# DATA EXCERPTS
---

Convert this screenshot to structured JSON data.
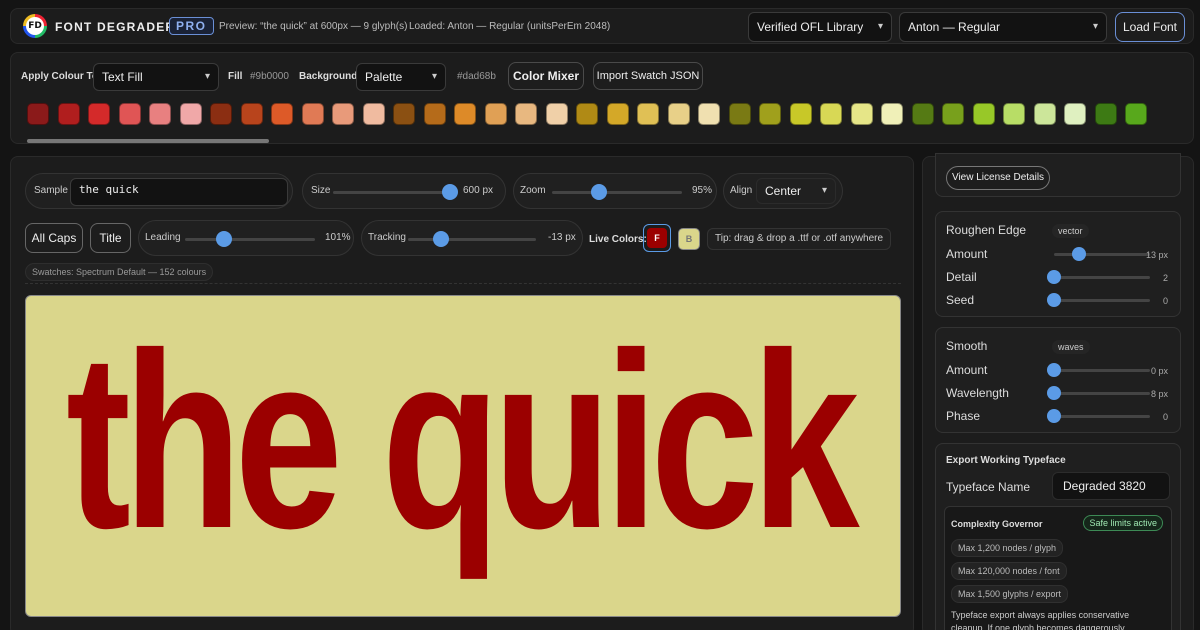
{
  "header": {
    "logo_text": "FD",
    "brand": "FONT DEGRADER",
    "badge": "PRO",
    "preview_status": "Preview: “the quick” at 600px — 9 glyph(s)",
    "loaded_status": "Loaded: Anton — Regular (unitsPerEm 2048)",
    "library_select": "Verified OFL Library",
    "font_select": "Anton — Regular",
    "load_button": "Load Font"
  },
  "colorbar": {
    "apply_label": "Apply Colour To",
    "apply_select": "Text Fill",
    "fill_label": "Fill",
    "fill_value": "#9b0000",
    "background_label": "Background",
    "background_select": "Palette",
    "background_value": "#dad68b",
    "color_mixer_button": "Color Mixer",
    "import_button": "Import Swatch JSON",
    "swatches": [
      "#8b1a1a",
      "#b01e1e",
      "#d42a2a",
      "#e05555",
      "#e88080",
      "#f0a8a8",
      "#8b2e12",
      "#b8441c",
      "#dd5a28",
      "#e07a55",
      "#e89a7a",
      "#f0bba0",
      "#8b5012",
      "#b56b1a",
      "#dd8a28",
      "#e0a055",
      "#e8b880",
      "#f0d0a8",
      "#b08a15",
      "#d4a828",
      "#e0c055",
      "#e8d088",
      "#f0e0b0",
      "#7a7a14",
      "#a0a01c",
      "#c8c828",
      "#d8d855",
      "#e6e688",
      "#f0f0b8",
      "#557a14",
      "#78a01c",
      "#98c828",
      "#b8dd66",
      "#cce69a",
      "#dff0c0",
      "#3d7a14",
      "#58a81c"
    ]
  },
  "controls": {
    "sample_label": "Sample",
    "sample_value": "the quick",
    "size_label": "Size",
    "size_value": "600 px",
    "size_level": 0.96,
    "zoom_label": "Zoom",
    "zoom_value": "95%",
    "zoom_level": 0.36,
    "align_label": "Align",
    "align_select": "Center",
    "all_caps_button": "All Caps",
    "title_button": "Title",
    "leading_label": "Leading",
    "leading_value": "101%",
    "leading_level": 0.3,
    "tracking_label": "Tracking",
    "tracking_value": "-13 px",
    "tracking_level": 0.26,
    "live_colors_label": "Live Colors:",
    "live_fill_letter": "F",
    "live_bg_letter": "B",
    "tip": "Tip: drag & drop a .ttf or .otf anywhere",
    "swatches_info": "Swatches: Spectrum Default — 152 colours"
  },
  "preview": {
    "text": "the quick",
    "fill": "#9b0000",
    "background": "#dad68b"
  },
  "sidebar": {
    "license_button": "View License Details",
    "roughen": {
      "title": "Roughen Edge",
      "mode": "vector",
      "rows": [
        {
          "label": "Amount",
          "value": "13 px",
          "level": 0.26
        },
        {
          "label": "Detail",
          "value": "2",
          "level": 0.0
        },
        {
          "label": "Seed",
          "value": "0",
          "level": 0.0
        }
      ]
    },
    "smooth": {
      "title": "Smooth",
      "mode": "waves",
      "rows": [
        {
          "label": "Amount",
          "value": "0 px",
          "level": 0.0
        },
        {
          "label": "Wavelength",
          "value": "8 px",
          "level": 0.0
        },
        {
          "label": "Phase",
          "value": "0",
          "level": 0.0
        }
      ]
    },
    "export": {
      "title": "Export Working Typeface",
      "name_label": "Typeface Name",
      "name_value": "Degraded 3820",
      "governor_title": "Complexity Governor",
      "governor_status": "Safe limits active",
      "limits": [
        "Max 1,200 nodes / glyph",
        "Max 120,000 nodes / font",
        "Max 1,500 glyphs / export"
      ],
      "note": "Typeface export always applies conservative cleanup. If one glyph becomes dangerously"
    }
  }
}
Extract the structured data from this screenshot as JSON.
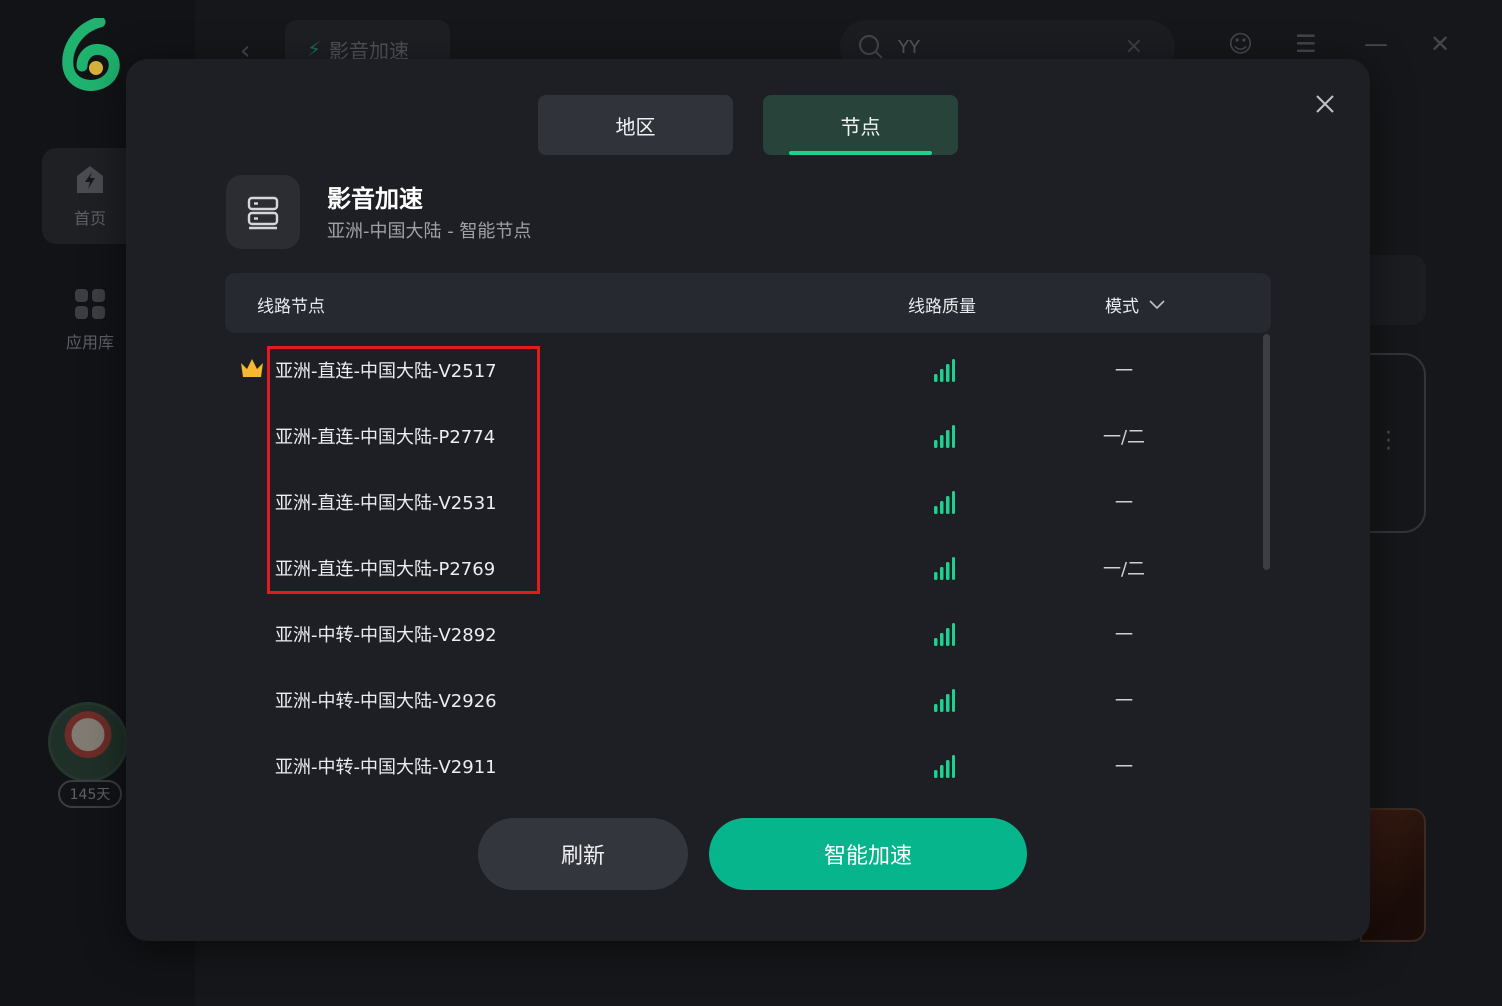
{
  "sidebar": {
    "items": [
      {
        "label": "首页",
        "icon": "lightning-house-icon"
      },
      {
        "label": "应用库",
        "icon": "apps-grid-icon"
      }
    ],
    "membership_days": "145天"
  },
  "topbar": {
    "current_tab": "影音加速",
    "search_value": "YY"
  },
  "modal": {
    "tabs": [
      {
        "label": "地区",
        "active": false
      },
      {
        "label": "节点",
        "active": true
      }
    ],
    "game": {
      "title": "影音加速",
      "subtitle": "亚洲-中国大陆 - 智能节点"
    },
    "table": {
      "headers": {
        "node": "线路节点",
        "quality": "线路质量",
        "mode": "模式"
      },
      "rows": [
        {
          "name": "亚洲-直连-中国大陆-V2517",
          "mode": "一",
          "recommended": true
        },
        {
          "name": "亚洲-直连-中国大陆-P2774",
          "mode": "一/二",
          "recommended": false
        },
        {
          "name": "亚洲-直连-中国大陆-V2531",
          "mode": "一",
          "recommended": false
        },
        {
          "name": "亚洲-直连-中国大陆-P2769",
          "mode": "一/二",
          "recommended": false
        },
        {
          "name": "亚洲-中转-中国大陆-V2892",
          "mode": "一",
          "recommended": false
        },
        {
          "name": "亚洲-中转-中国大陆-V2926",
          "mode": "一",
          "recommended": false
        },
        {
          "name": "亚洲-中转-中国大陆-V2911",
          "mode": "一",
          "recommended": false
        }
      ]
    },
    "buttons": {
      "refresh": "刷新",
      "smart": "智能加速"
    }
  },
  "colors": {
    "accent": "#07b58d",
    "signal": "#1fd18f",
    "highlight": "#e01b22",
    "crown": "#f7b731"
  }
}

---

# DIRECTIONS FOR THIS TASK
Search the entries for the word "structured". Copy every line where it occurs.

# ANSWER FOR THIS EXERCISE
Convert this screenshot to structured JSON data.
Extract the structured data from this screenshot as JSON.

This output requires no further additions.